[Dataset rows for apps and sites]
++++++++++++++++++++

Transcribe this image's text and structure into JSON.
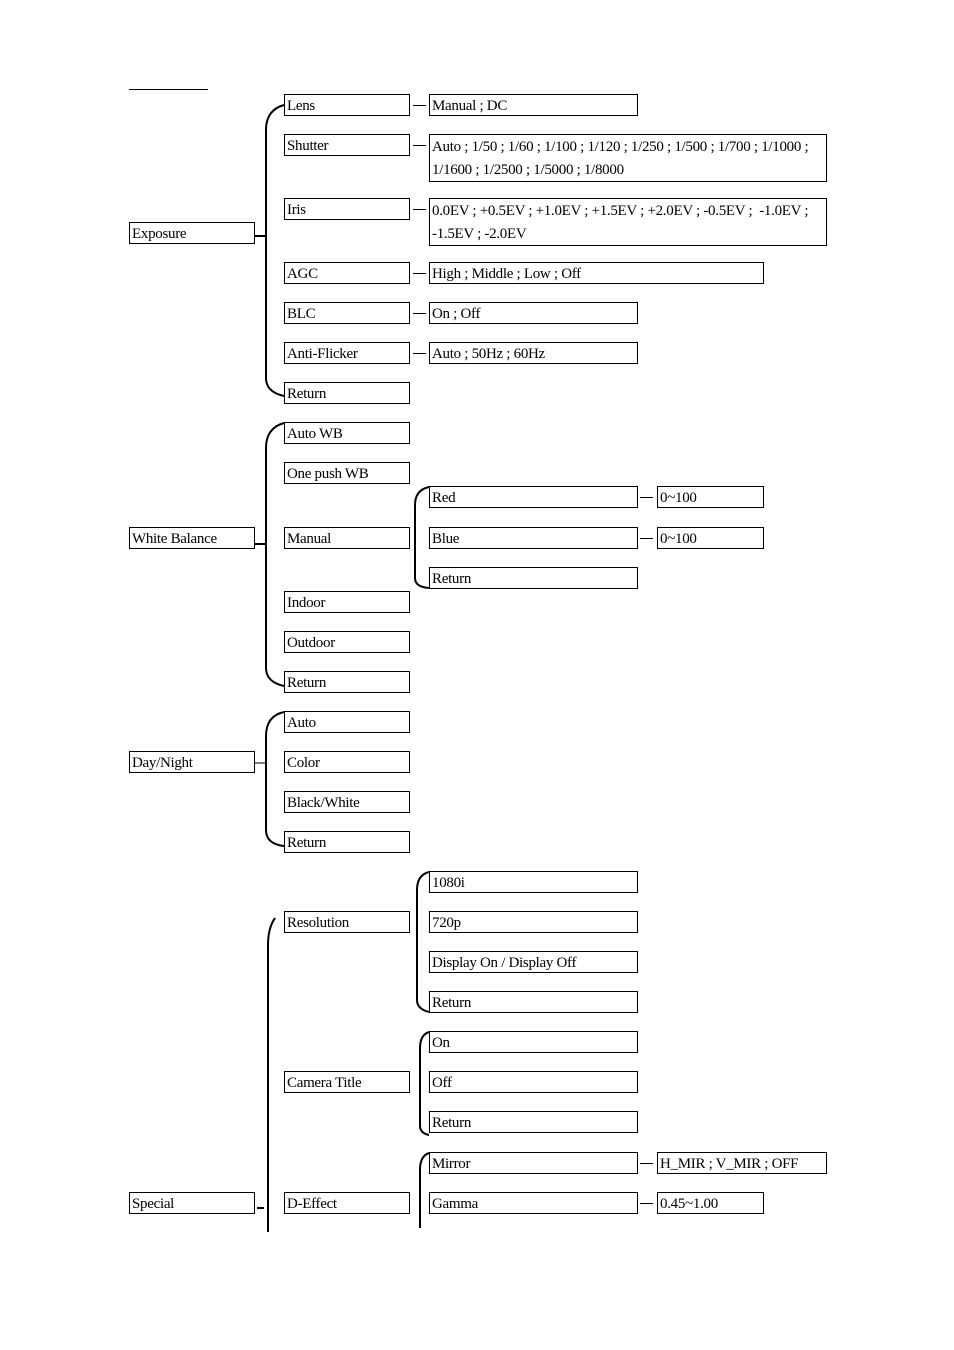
{
  "diagram": {
    "exposure": {
      "label": "Exposure",
      "items": [
        {
          "label": "Lens",
          "options": "Manual ; DC"
        },
        {
          "label": "Shutter",
          "options": "Auto ; 1/50 ; 1/60 ; 1/100 ; 1/120 ; 1/250 ; 1/500 ; 1/700 ; 1/1000 ; 1/1600 ; 1/2500 ; 1/5000 ; 1/8000"
        },
        {
          "label": "Iris",
          "options": "0.0EV ; +0.5EV ; +1.0EV ; +1.5EV ; +2.0EV ; -0.5EV ;  -1.0EV ; -1.5EV ; -2.0EV"
        },
        {
          "label": "AGC",
          "options": "High ; Middle ; Low ; Off"
        },
        {
          "label": "BLC",
          "options": "On ; Off"
        },
        {
          "label": "Anti-Flicker",
          "options": "Auto ; 50Hz ; 60Hz"
        },
        {
          "label": "Return"
        }
      ]
    },
    "white_balance": {
      "label": "White Balance",
      "items": [
        {
          "label": "Auto WB"
        },
        {
          "label": "One push WB"
        },
        {
          "label": "Manual",
          "sub": [
            {
              "label": "Red",
              "options": "0~100"
            },
            {
              "label": "Blue",
              "options": "0~100"
            },
            {
              "label": "Return"
            }
          ]
        },
        {
          "label": "Indoor"
        },
        {
          "label": "Outdoor"
        },
        {
          "label": "Return"
        }
      ]
    },
    "day_night": {
      "label": "Day/Night",
      "items": [
        {
          "label": "Auto"
        },
        {
          "label": "Color"
        },
        {
          "label": "Black/White"
        },
        {
          "label": "Return"
        }
      ]
    },
    "special": {
      "label": "Special",
      "items": [
        {
          "label": "Resolution",
          "sub": [
            {
              "label": "1080i"
            },
            {
              "label": "720p"
            },
            {
              "label": "Display On / Display Off"
            },
            {
              "label": "Return"
            }
          ]
        },
        {
          "label": "Camera Title",
          "sub": [
            {
              "label": "On"
            },
            {
              "label": "Off"
            },
            {
              "label": "Return"
            }
          ]
        },
        {
          "label": "D-Effect",
          "sub": [
            {
              "label": "Mirror",
              "options": "H_MIR ; V_MIR ; OFF"
            },
            {
              "label": "Gamma",
              "options": "0.45~1.00"
            }
          ]
        }
      ]
    }
  }
}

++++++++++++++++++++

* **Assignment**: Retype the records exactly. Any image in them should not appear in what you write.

* **Exercise output**:
Transcribe this image's text and structure into JSON.
{
  "diagram": {
    "exposure": {
      "label": "Exposure",
      "items": [
        {
          "label": "Lens",
          "options": "Manual ; DC"
        },
        {
          "label": "Shutter",
          "options": "Auto ; 1/50 ; 1/60 ; 1/100 ; 1/120 ; 1/250 ; 1/500 ; 1/700 ; 1/1000 ; 1/1600 ; 1/2500 ; 1/5000 ; 1/8000"
        },
        {
          "label": "Iris",
          "options": "0.0EV ; +0.5EV ; +1.0EV ; +1.5EV ; +2.0EV ; -0.5EV ;  -1.0EV ; -1.5EV ; -2.0EV"
        },
        {
          "label": "AGC",
          "options": "High ; Middle ; Low ; Off"
        },
        {
          "label": "BLC",
          "options": "On ; Off"
        },
        {
          "label": "Anti-Flicker",
          "options": "Auto ; 50Hz ; 60Hz"
        },
        {
          "label": "Return"
        }
      ]
    },
    "white_balance": {
      "label": "White Balance",
      "items": [
        {
          "label": "Auto WB"
        },
        {
          "label": "One push WB"
        },
        {
          "label": "Manual",
          "sub": [
            {
              "label": "Red",
              "options": "0~100"
            },
            {
              "label": "Blue",
              "options": "0~100"
            },
            {
              "label": "Return"
            }
          ]
        },
        {
          "label": "Indoor"
        },
        {
          "label": "Outdoor"
        },
        {
          "label": "Return"
        }
      ]
    },
    "day_night": {
      "label": "Day/Night",
      "items": [
        {
          "label": "Auto"
        },
        {
          "label": "Color"
        },
        {
          "label": "Black/White"
        },
        {
          "label": "Return"
        }
      ]
    },
    "special": {
      "label": "Special",
      "items": [
        {
          "label": "Resolution",
          "sub": [
            {
              "label": "1080i"
            },
            {
              "label": "720p"
            },
            {
              "label": "Display On / Display Off"
            },
            {
              "label": "Return"
            }
          ]
        },
        {
          "label": "Camera Title",
          "sub": [
            {
              "label": "On"
            },
            {
              "label": "Off"
            },
            {
              "label": "Return"
            }
          ]
        },
        {
          "label": "D-Effect",
          "sub": [
            {
              "label": "Mirror",
              "options": "H_MIR ; V_MIR ; OFF"
            },
            {
              "label": "Gamma",
              "options": "0.45~1.00"
            }
          ]
        }
      ]
    }
  }
}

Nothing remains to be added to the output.